I’ve always been eager to explore design solutions that enhance the quality of people’s lives. COVID-19 is now prompting many questions as people consider how they can live and work in healthier, happier ways.
Although many businesses are already exploring flexibility, how can we look beyond designing for how people work, to create space for downtime and rest? Building environments not only for focus or collaboration, but prioritising calm. This will help shift our understanding of versatility to new forms.
In an age of burnout, high stress-levels and fast-paced work, how do we step away for some much-needed headspace? We know that by providing comfort and safety, we can enhance morale, boost confidence and reduce stress. Spaces that acknowledge pause are one way of re-energising people and supporting better work.
There’s a lot we can learn from “Niksen”, the Dutch concept of “doing nothing”. Explored as a way to combat work-related health problems, this mindfulness approach is a meditative relaxation technique to help people regain control. Highly valuing time off, people in The Netherlands put a strong focus on staying healthy and re-energising during their breaks.
For most, work is no longer a 9 to 5. Work and life have become intrinsically interwoven. This means that talent are now starting to look for companies that are aligned with their own values. They want to work for businesses that will nurture them and enable them to work however they can do best. When you empower people to be responsible for their own time and output, they take ownership and deliver.
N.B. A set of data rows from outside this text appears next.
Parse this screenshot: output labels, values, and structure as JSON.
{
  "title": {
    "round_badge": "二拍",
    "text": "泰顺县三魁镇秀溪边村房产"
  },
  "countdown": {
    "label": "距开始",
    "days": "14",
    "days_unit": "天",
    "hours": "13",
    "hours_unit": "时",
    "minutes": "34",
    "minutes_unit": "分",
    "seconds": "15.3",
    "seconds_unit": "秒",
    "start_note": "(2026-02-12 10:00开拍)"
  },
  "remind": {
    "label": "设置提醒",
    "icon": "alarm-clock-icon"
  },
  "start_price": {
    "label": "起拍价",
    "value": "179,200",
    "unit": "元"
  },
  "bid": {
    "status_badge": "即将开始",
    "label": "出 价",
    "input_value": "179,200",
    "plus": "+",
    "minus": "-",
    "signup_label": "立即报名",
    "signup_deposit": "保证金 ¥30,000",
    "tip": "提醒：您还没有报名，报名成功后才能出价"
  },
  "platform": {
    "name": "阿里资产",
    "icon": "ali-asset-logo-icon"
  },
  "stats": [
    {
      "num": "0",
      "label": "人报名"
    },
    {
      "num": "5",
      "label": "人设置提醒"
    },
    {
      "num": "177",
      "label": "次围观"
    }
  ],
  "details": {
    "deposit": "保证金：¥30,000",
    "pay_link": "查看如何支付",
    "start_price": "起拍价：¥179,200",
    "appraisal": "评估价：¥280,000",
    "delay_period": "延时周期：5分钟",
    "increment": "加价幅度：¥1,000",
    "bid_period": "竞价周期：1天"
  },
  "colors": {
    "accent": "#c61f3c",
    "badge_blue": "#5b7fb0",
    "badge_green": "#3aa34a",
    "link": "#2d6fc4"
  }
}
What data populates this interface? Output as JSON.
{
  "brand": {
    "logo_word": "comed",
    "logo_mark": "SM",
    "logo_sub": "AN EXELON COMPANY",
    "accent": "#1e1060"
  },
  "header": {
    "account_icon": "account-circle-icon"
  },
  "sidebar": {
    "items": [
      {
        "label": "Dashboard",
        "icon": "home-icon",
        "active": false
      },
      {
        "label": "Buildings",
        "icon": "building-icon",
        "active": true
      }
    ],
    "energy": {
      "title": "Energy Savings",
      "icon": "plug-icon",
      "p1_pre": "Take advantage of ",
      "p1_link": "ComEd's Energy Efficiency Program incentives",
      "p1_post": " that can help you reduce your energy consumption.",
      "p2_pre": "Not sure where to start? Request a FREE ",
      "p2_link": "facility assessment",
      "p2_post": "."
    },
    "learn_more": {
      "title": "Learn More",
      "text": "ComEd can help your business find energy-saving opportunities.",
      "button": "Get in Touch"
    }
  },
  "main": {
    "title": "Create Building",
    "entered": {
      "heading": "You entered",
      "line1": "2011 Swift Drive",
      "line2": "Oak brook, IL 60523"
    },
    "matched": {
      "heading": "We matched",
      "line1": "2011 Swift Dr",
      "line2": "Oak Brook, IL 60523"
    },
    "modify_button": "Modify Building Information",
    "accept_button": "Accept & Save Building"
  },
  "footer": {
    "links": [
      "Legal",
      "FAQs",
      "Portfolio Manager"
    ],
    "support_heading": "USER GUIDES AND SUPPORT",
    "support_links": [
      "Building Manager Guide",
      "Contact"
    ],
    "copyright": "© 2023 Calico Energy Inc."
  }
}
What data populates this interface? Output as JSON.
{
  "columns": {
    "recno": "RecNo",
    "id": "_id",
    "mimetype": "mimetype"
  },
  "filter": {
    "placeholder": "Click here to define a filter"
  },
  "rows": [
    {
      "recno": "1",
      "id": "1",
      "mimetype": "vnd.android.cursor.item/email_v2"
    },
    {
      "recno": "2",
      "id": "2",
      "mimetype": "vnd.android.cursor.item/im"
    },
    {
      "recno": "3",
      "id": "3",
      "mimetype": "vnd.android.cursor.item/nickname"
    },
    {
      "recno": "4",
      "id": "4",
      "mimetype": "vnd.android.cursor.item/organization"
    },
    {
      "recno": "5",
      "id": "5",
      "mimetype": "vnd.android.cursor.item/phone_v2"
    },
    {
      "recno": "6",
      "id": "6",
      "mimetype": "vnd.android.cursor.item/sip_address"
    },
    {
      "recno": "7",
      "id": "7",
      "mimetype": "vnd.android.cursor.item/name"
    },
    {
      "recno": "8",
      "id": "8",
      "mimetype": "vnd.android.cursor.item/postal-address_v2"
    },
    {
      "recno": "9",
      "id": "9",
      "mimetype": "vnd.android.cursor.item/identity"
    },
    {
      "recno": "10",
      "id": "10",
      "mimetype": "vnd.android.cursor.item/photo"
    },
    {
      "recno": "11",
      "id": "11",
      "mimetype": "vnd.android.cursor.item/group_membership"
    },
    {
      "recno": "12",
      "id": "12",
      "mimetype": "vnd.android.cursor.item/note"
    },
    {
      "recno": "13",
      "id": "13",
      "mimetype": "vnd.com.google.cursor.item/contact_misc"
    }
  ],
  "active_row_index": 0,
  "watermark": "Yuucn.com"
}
The design of the office space must go beyond functionally and form. It needs to feel good. Phone booths, collaborative areas and more are becoming a positive norm, but we need to continue pushing the benchmark to create spaces that provide time. Time to think, time to feel calm and time to re-charge.
Although games facilities are often considered as wind down spaces, they have a different purpose. They champion community interaction, providing a fun distraction from taxing work activities, rather than a quiet contemplative moment alone to reset. Creating places that enable people to collect their thoughts can help them to address challenges in new ways. These are not spaces to hide, but places to hit pause.
Biophilic office design and transparency will play a prominent role in these types of spaces. Sound therapy, calming textures and colours may also help to enhance the experience. These spaces will draw from across the human senses to calm the brain, enabling it to engage in clear, composed thought processes. They help remove the everyday clutter. Technology-free areas may support this further by providing respite from the social and digital aspects of life.
Wi-fi free zones are becoming more commonplace. In our New York office, we’ve created an intimate, cosy, technology-retreat zone. It provides a step-change from the buzz of the main office. Working with Trend Micro in Singapore, the “Japan Room” is dedicated to serenity and wellbeing and devoid of video-conferencing technology. Diageo’s “Conservatory” at its APAC headquarters overlooks a peaceful roof terrace and city park. It provides a hidden corner for retreat and rejuvenation for tired travellers.
By adding spaces for rest and rejuvenation, we can encourage moments of clarity that support wellness and enhance the quality of work.
Raquel Machado is a Design Associate at M Moser’s Amsterdam office.